[Web page and app entries]
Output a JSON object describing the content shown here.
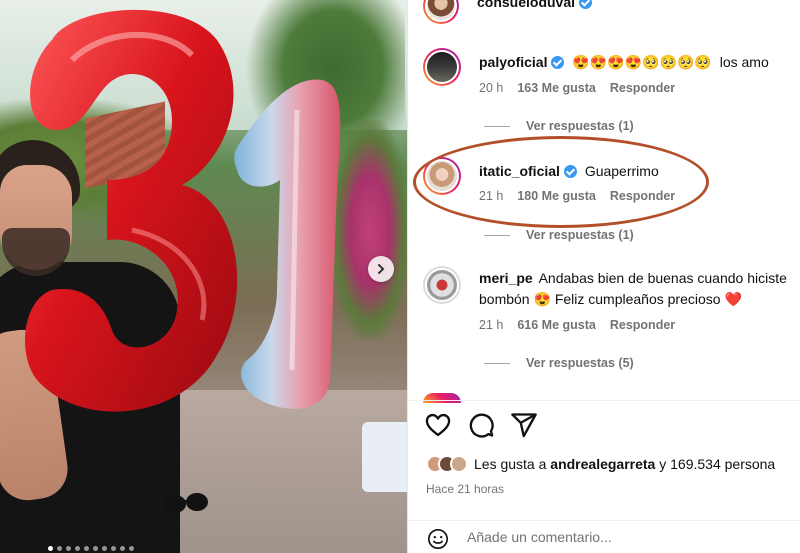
{
  "post": {
    "author": "consueloduval"
  },
  "comments": [
    {
      "username": "palyoficial",
      "verified": true,
      "emojis": "😍😍😍😍🥺🥺🥺🥺",
      "text": "los amo",
      "time": "20 h",
      "likes": "163 Me gusta",
      "reply": "Responder",
      "view_replies": "Ver respuestas (1)"
    },
    {
      "username": "itatic_oficial",
      "verified": true,
      "text": "Guaperrimo",
      "time": "21 h",
      "likes": "180 Me gusta",
      "reply": "Responder",
      "view_replies": "Ver respuestas (1)"
    },
    {
      "username": "meri_pe",
      "verified": false,
      "text_line1": "Andabas bien de buenas cuando hiciste",
      "text_line2_a": "bombón",
      "emoji1": "😍",
      "text_line2_b": "Feliz cumpleaños precioso",
      "emoji2": "❤️",
      "time": "21 h",
      "likes": "616 Me gusta",
      "reply": "Responder",
      "view_replies": "Ver respuestas (5)"
    }
  ],
  "likes_summary": {
    "prefix": "Les gusta a",
    "user": "andrealegarreta",
    "suffix": "y 169.534 persona"
  },
  "time_ago": "Hace 21 horas",
  "comment_input": {
    "placeholder": "Añade un comentario..."
  },
  "balloon_text": "31",
  "icons": {
    "like": "heart-icon",
    "comment": "comment-bubble-icon",
    "share": "paper-plane-icon",
    "emoji": "smiley-icon",
    "next": "chevron-right-icon"
  },
  "colors": {
    "highlight_ring": "#b3502a",
    "verified": "#3897f0",
    "heart": "#ed1c24"
  }
}
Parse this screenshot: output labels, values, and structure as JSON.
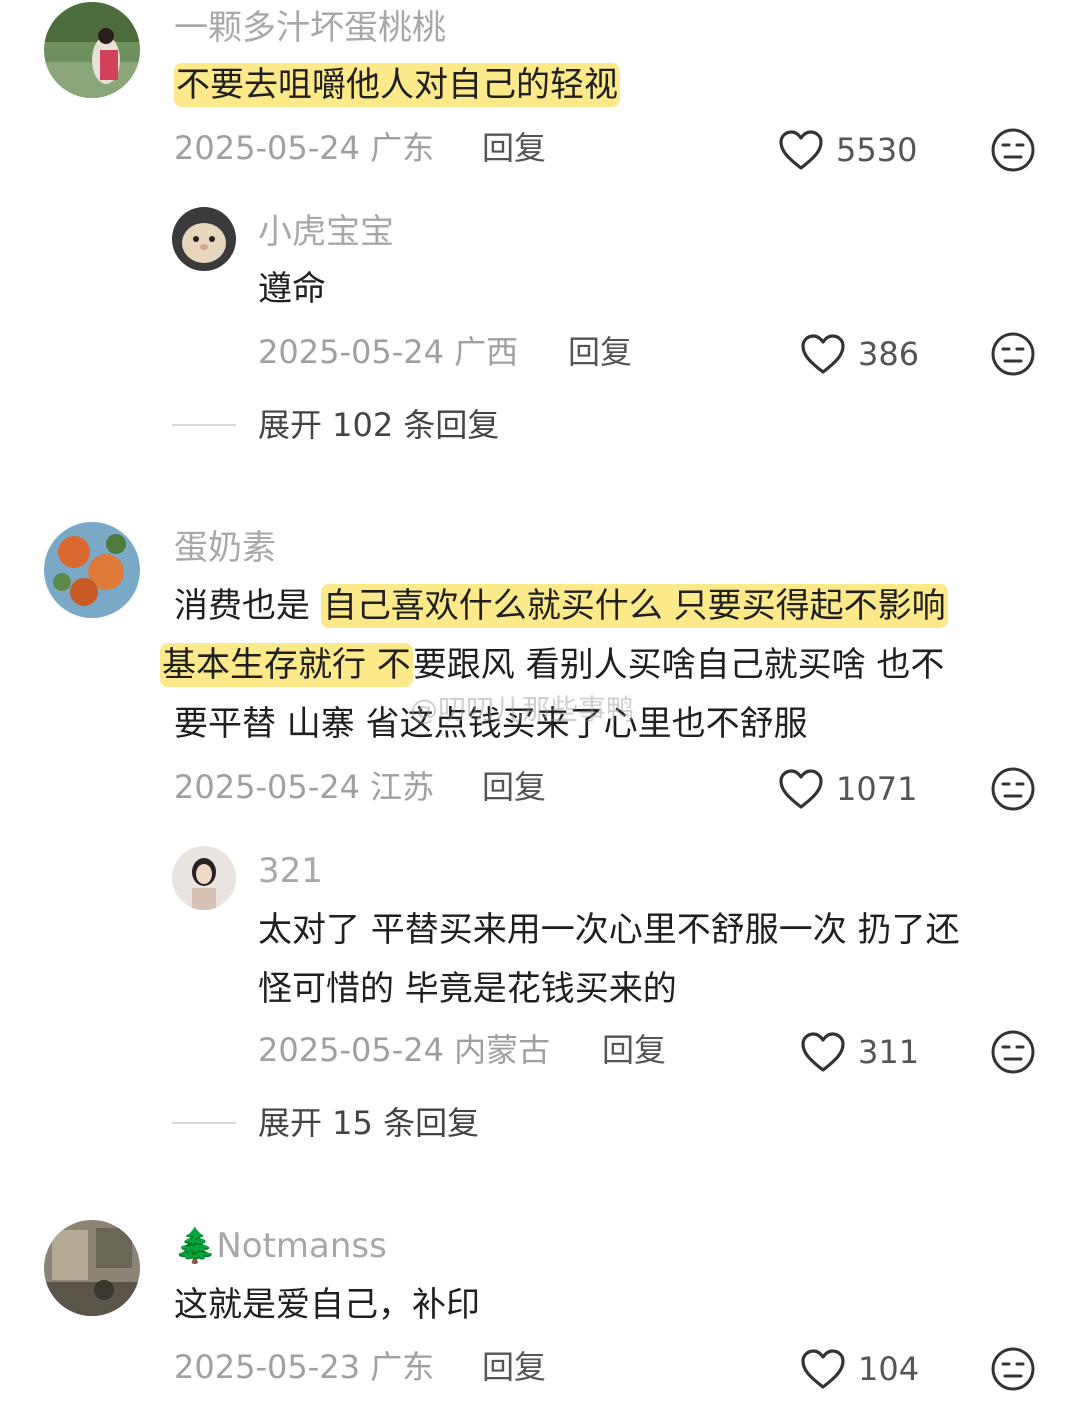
{
  "comments": [
    {
      "username": "一颗多汁坏蛋桃桃",
      "text_line1": "不要去咀嚼他人对自己的轻视",
      "date_location": "2025-05-24 广东",
      "reply_label": "回复",
      "likes": "5530",
      "replies": [
        {
          "username": "小虎宝宝",
          "text": "遵命",
          "date_location": "2025-05-24 广西",
          "reply_label": "回复",
          "likes": "386"
        }
      ],
      "expand_label": "展开 102 条回复"
    },
    {
      "username": "蛋奶素",
      "text_line1_plain": "消费也是",
      "text_line1_highlight": "自己喜欢什么就买什么 只要买得起不影响",
      "text_line2_highlight": "基本生存就行 不",
      "text_line2_plain": "要跟风 看别人买啥自己就买啥 也不",
      "text_line3": "要平替 山寨 省这点钱买来了心里也不舒服",
      "date_location": "2025-05-24 江苏",
      "reply_label": "回复",
      "likes": "1071",
      "replies": [
        {
          "username": "321",
          "text_line1": "太对了 平替买来用一次心里不舒服一次 扔了还",
          "text_line2": "怪可惜的 毕竟是花钱买来的",
          "date_location": "2025-05-24 内蒙古",
          "reply_label": "回复",
          "likes": "311"
        }
      ],
      "expand_label": "展开 15 条回复"
    },
    {
      "username_icon": "🌲",
      "username": "Notmanss",
      "text": "这就是爱自己，补印",
      "date_location": "2025-05-23 广东",
      "reply_label": "回复",
      "likes": "104"
    }
  ],
  "watermark": "@叨叨儿那些事鸭",
  "icons": {
    "like": "heart-outline-icon",
    "dislike": "neutral-face-icon"
  },
  "colors": {
    "highlight": "#fce98a",
    "username": "#a8a8a8",
    "meta": "#a0a0a0"
  }
}
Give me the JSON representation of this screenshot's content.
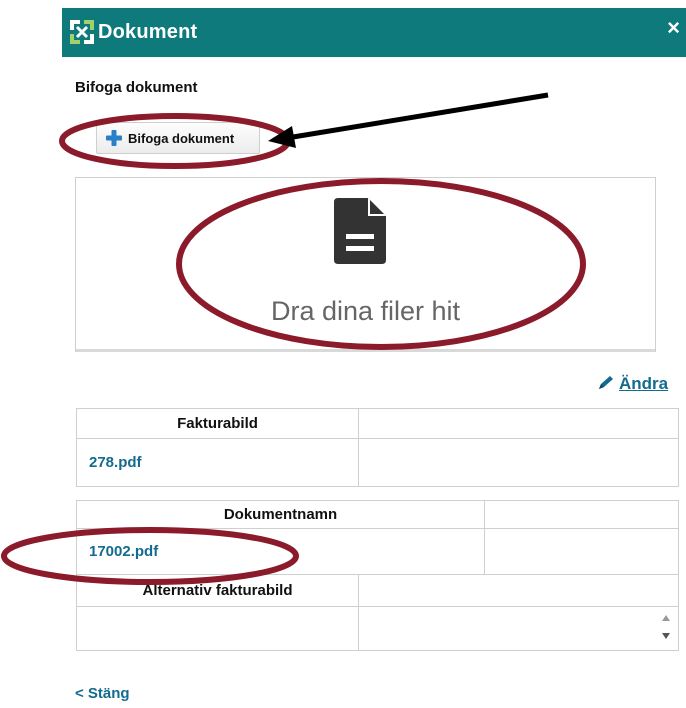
{
  "dialog": {
    "title": "Dokument",
    "close_glyph": "×",
    "header_color": "#0f7a7c",
    "logo_icon": "app-logo-icon"
  },
  "attach": {
    "section_title": "Bifoga dokument",
    "button_label": "Bifoga dokument",
    "button_icon": "plus-icon"
  },
  "dropzone": {
    "icon": "document-icon",
    "text": "Dra dina filer hit"
  },
  "edit": {
    "label": "Ändra",
    "icon": "pencil-icon"
  },
  "invoice_table": {
    "header": "Fakturabild",
    "file": "278.pdf"
  },
  "documents_table": {
    "header": "Dokumentnamn",
    "file": "17002.pdf",
    "alt_header": "Alternativ fakturabild"
  },
  "footer": {
    "close_label": "< Stäng"
  },
  "annotation_color": "#8b1a2b"
}
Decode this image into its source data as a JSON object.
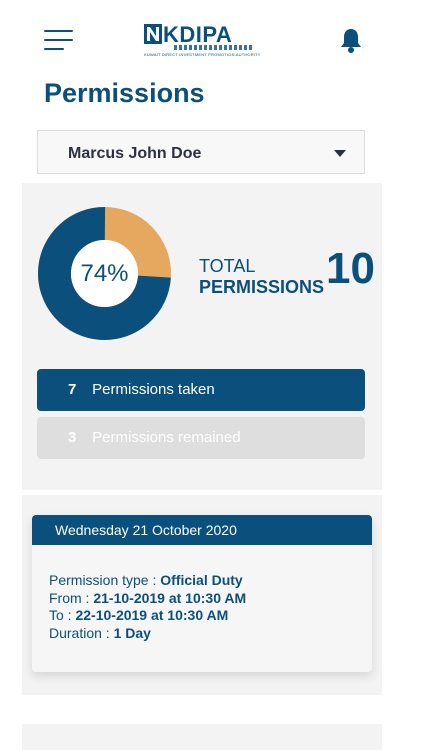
{
  "header": {
    "menu_icon": "hamburger-icon",
    "logo_text": "KDIPA",
    "logo_subtitle": "KUWAIT DIRECT INVESTMENT PROMOTION AUTHORITY",
    "notification_icon": "bell-icon"
  },
  "page": {
    "title": "Permissions"
  },
  "selector": {
    "value": "Marcus John Doe",
    "caret_icon": "caret-down-icon"
  },
  "summary": {
    "percent_label": "74%",
    "percent_value": 74,
    "total_label_1": "TOTAL",
    "total_label_2": "PERMISSIONS",
    "total_value": "10",
    "taken_count": "7",
    "taken_label": "Permissions taken",
    "remained_count": "3",
    "remained_label": "Permissions remained",
    "colors": {
      "primary": "#0b4f7c",
      "accent": "#e6a75e",
      "muted": "#dedede"
    }
  },
  "detail": {
    "date": "Wednesday 21 October 2020",
    "type_label": "Permission type : ",
    "type_value": "Official Duty",
    "from_label": "From : ",
    "from_value": "21-10-2019 at 10:30 AM",
    "to_label": "To : ",
    "to_value": "22-10-2019 at 10:30 AM",
    "duration_label": "Duration : ",
    "duration_value": "1 Day"
  }
}
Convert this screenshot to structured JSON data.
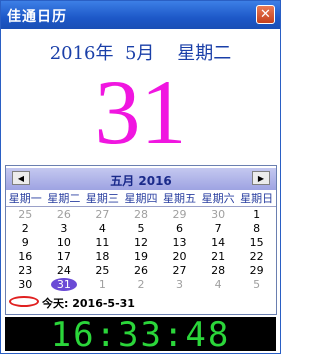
{
  "window": {
    "title": "佳通日历",
    "close_glyph": "✕"
  },
  "header": {
    "date_line": "2016年  5月    星期二",
    "big_day": "31"
  },
  "calendar": {
    "month_label": "五月  2016",
    "prev_glyph": "◀",
    "next_glyph": "▶",
    "weekdays": [
      "星期一",
      "星期二",
      "星期三",
      "星期四",
      "星期五",
      "星期六",
      "星期日"
    ],
    "weeks": [
      [
        {
          "d": "25",
          "m": true
        },
        {
          "d": "26",
          "m": true
        },
        {
          "d": "27",
          "m": true
        },
        {
          "d": "28",
          "m": true
        },
        {
          "d": "29",
          "m": true
        },
        {
          "d": "30",
          "m": true
        },
        {
          "d": "1"
        }
      ],
      [
        {
          "d": "2"
        },
        {
          "d": "3"
        },
        {
          "d": "4"
        },
        {
          "d": "5"
        },
        {
          "d": "6"
        },
        {
          "d": "7"
        },
        {
          "d": "8"
        }
      ],
      [
        {
          "d": "9"
        },
        {
          "d": "10"
        },
        {
          "d": "11"
        },
        {
          "d": "12"
        },
        {
          "d": "13"
        },
        {
          "d": "14"
        },
        {
          "d": "15"
        }
      ],
      [
        {
          "d": "16"
        },
        {
          "d": "17"
        },
        {
          "d": "18"
        },
        {
          "d": "19"
        },
        {
          "d": "20"
        },
        {
          "d": "21"
        },
        {
          "d": "22"
        }
      ],
      [
        {
          "d": "23"
        },
        {
          "d": "24"
        },
        {
          "d": "25"
        },
        {
          "d": "26"
        },
        {
          "d": "27"
        },
        {
          "d": "28"
        },
        {
          "d": "29"
        }
      ],
      [
        {
          "d": "30"
        },
        {
          "d": "31",
          "today": true
        },
        {
          "d": "1",
          "m": true
        },
        {
          "d": "2",
          "m": true
        },
        {
          "d": "3",
          "m": true
        },
        {
          "d": "4",
          "m": true
        },
        {
          "d": "5",
          "m": true
        }
      ]
    ],
    "today_text": "今天:  2016-5-31"
  },
  "clock": {
    "time": "16:33:48"
  },
  "colors": {
    "date_line": "#1a3fa8",
    "big_day": "#f016e0",
    "clock_text": "#2bd63a",
    "today_highlight": "#6b4bd6"
  }
}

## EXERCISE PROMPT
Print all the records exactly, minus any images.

## RESPONSE
Output a JSON object describing the content shown here.
{
  "post": {
    "author": "consueloduval"
  },
  "comments": [
    {
      "username": "palyoficial",
      "verified": true,
      "emojis": "😍😍😍😍🥺🥺🥺🥺",
      "text": "los amo",
      "time": "20 h",
      "likes": "163 Me gusta",
      "reply": "Responder",
      "view_replies": "Ver respuestas (1)"
    },
    {
      "username": "itatic_oficial",
      "verified": true,
      "text": "Guaperrimo",
      "time": "21 h",
      "likes": "180 Me gusta",
      "reply": "Responder",
      "view_replies": "Ver respuestas (1)"
    },
    {
      "username": "meri_pe",
      "verified": false,
      "text_line1": "Andabas bien de buenas cuando hiciste",
      "text_line2_a": "bombón",
      "emoji1": "😍",
      "text_line2_b": "Feliz cumpleaños precioso",
      "emoji2": "❤️",
      "time": "21 h",
      "likes": "616 Me gusta",
      "reply": "Responder",
      "view_replies": "Ver respuestas (5)"
    }
  ],
  "likes_summary": {
    "prefix": "Les gusta a",
    "user": "andrealegarreta",
    "suffix": "y 169.534 persona"
  },
  "time_ago": "Hace 21 horas",
  "comment_input": {
    "placeholder": "Añade un comentario..."
  },
  "balloon_text": "31",
  "icons": {
    "like": "heart-icon",
    "comment": "comment-bubble-icon",
    "share": "paper-plane-icon",
    "emoji": "smiley-icon",
    "next": "chevron-right-icon"
  },
  "colors": {
    "highlight_ring": "#b3502a",
    "verified": "#3897f0",
    "heart": "#ed1c24"
  }
}
Parse this screenshot: output labels, values, and structure as JSON.
{
  "comments": [
    {
      "username": "一颗多汁坏蛋桃桃",
      "text_line1": "不要去咀嚼他人对自己的轻视",
      "date_location": "2025-05-24 广东",
      "reply_label": "回复",
      "likes": "5530",
      "replies": [
        {
          "username": "小虎宝宝",
          "text": "遵命",
          "date_location": "2025-05-24 广西",
          "reply_label": "回复",
          "likes": "386"
        }
      ],
      "expand_label": "展开 102 条回复"
    },
    {
      "username": "蛋奶素",
      "text_line1_plain": "消费也是",
      "text_line1_highlight": "自己喜欢什么就买什么 只要买得起不影响",
      "text_line2_highlight": "基本生存就行 不",
      "text_line2_plain": "要跟风 看别人买啥自己就买啥 也不",
      "text_line3": "要平替 山寨 省这点钱买来了心里也不舒服",
      "date_location": "2025-05-24 江苏",
      "reply_label": "回复",
      "likes": "1071",
      "replies": [
        {
          "username": "321",
          "text_line1": "太对了 平替买来用一次心里不舒服一次 扔了还",
          "text_line2": "怪可惜的 毕竟是花钱买来的",
          "date_location": "2025-05-24 内蒙古",
          "reply_label": "回复",
          "likes": "311"
        }
      ],
      "expand_label": "展开 15 条回复"
    },
    {
      "username_icon": "🌲",
      "username": "Notmanss",
      "text": "这就是爱自己，补印",
      "date_location": "2025-05-23 广东",
      "reply_label": "回复",
      "likes": "104"
    }
  ],
  "watermark": "@叨叨儿那些事鸭",
  "icons": {
    "like": "heart-outline-icon",
    "dislike": "neutral-face-icon"
  },
  "colors": {
    "highlight": "#fce98a",
    "username": "#a8a8a8",
    "meta": "#a0a0a0"
  }
}
Give me the JSON representation of this screenshot's content.
{
  "dialog": {
    "title": "Dokument",
    "close_glyph": "×",
    "header_color": "#0f7a7c",
    "logo_icon": "app-logo-icon"
  },
  "attach": {
    "section_title": "Bifoga dokument",
    "button_label": "Bifoga dokument",
    "button_icon": "plus-icon"
  },
  "dropzone": {
    "icon": "document-icon",
    "text": "Dra dina filer hit"
  },
  "edit": {
    "label": "Ändra",
    "icon": "pencil-icon"
  },
  "invoice_table": {
    "header": "Fakturabild",
    "file": "278.pdf"
  },
  "documents_table": {
    "header": "Dokumentnamn",
    "file": "17002.pdf",
    "alt_header": "Alternativ fakturabild"
  },
  "footer": {
    "close_label": "< Stäng"
  },
  "annotation_color": "#8b1a2b"
}
Decode this image into its source data as a JSON object.
{
  "header": {
    "menu_icon": "hamburger-icon",
    "logo_text": "KDIPA",
    "logo_subtitle": "KUWAIT DIRECT INVESTMENT PROMOTION AUTHORITY",
    "notification_icon": "bell-icon"
  },
  "page": {
    "title": "Permissions"
  },
  "selector": {
    "value": "Marcus John Doe",
    "caret_icon": "caret-down-icon"
  },
  "summary": {
    "percent_label": "74%",
    "percent_value": 74,
    "total_label_1": "TOTAL",
    "total_label_2": "PERMISSIONS",
    "total_value": "10",
    "taken_count": "7",
    "taken_label": "Permissions taken",
    "remained_count": "3",
    "remained_label": "Permissions remained",
    "colors": {
      "primary": "#0b4f7c",
      "accent": "#e6a75e",
      "muted": "#dedede"
    }
  },
  "detail": {
    "date": "Wednesday 21 October 2020",
    "type_label": "Permission type : ",
    "type_value": "Official Duty",
    "from_label": "From : ",
    "from_value": "21-10-2019 at 10:30 AM",
    "to_label": "To : ",
    "to_value": "22-10-2019 at 10:30 AM",
    "duration_label": "Duration : ",
    "duration_value": "1 Day"
  }
}
Convert this screenshot to structured JSON data.
{
  "window": {
    "title": "佳通日历",
    "close_glyph": "✕"
  },
  "header": {
    "date_line": "2016年  5月    星期二",
    "big_day": "31"
  },
  "calendar": {
    "month_label": "五月  2016",
    "prev_glyph": "◀",
    "next_glyph": "▶",
    "weekdays": [
      "星期一",
      "星期二",
      "星期三",
      "星期四",
      "星期五",
      "星期六",
      "星期日"
    ],
    "weeks": [
      [
        {
          "d": "25",
          "m": true
        },
        {
          "d": "26",
          "m": true
        },
        {
          "d": "27",
          "m": true
        },
        {
          "d": "28",
          "m": true
        },
        {
          "d": "29",
          "m": true
        },
        {
          "d": "30",
          "m": true
        },
        {
          "d": "1"
        }
      ],
      [
        {
          "d": "2"
        },
        {
          "d": "3"
        },
        {
          "d": "4"
        },
        {
          "d": "5"
        },
        {
          "d": "6"
        },
        {
          "d": "7"
        },
        {
          "d": "8"
        }
      ],
      [
        {
          "d": "9"
        },
        {
          "d": "10"
        },
        {
          "d": "11"
        },
        {
          "d": "12"
        },
        {
          "d": "13"
        },
        {
          "d": "14"
        },
        {
          "d": "15"
        }
      ],
      [
        {
          "d": "16"
        },
        {
          "d": "17"
        },
        {
          "d": "18"
        },
        {
          "d": "19"
        },
        {
          "d": "20"
        },
        {
          "d": "21"
        },
        {
          "d": "22"
        }
      ],
      [
        {
          "d": "23"
        },
        {
          "d": "24"
        },
        {
          "d": "25"
        },
        {
          "d": "26"
        },
        {
          "d": "27"
        },
        {
          "d": "28"
        },
        {
          "d": "29"
        }
      ],
      [
        {
          "d": "30"
        },
        {
          "d": "31",
          "today": true
        },
        {
          "d": "1",
          "m": true
        },
        {
          "d": "2",
          "m": true
        },
        {
          "d": "3",
          "m": true
        },
        {
          "d": "4",
          "m": true
        },
        {
          "d": "5",
          "m": true
        }
      ]
    ],
    "today_text": "今天:  2016-5-31"
  },
  "clock": {
    "time": "16:33:48"
  },
  "colors": {
    "date_line": "#1a3fa8",
    "big_day": "#f016e0",
    "clock_text": "#2bd63a",
    "today_highlight": "#6b4bd6"
  }
}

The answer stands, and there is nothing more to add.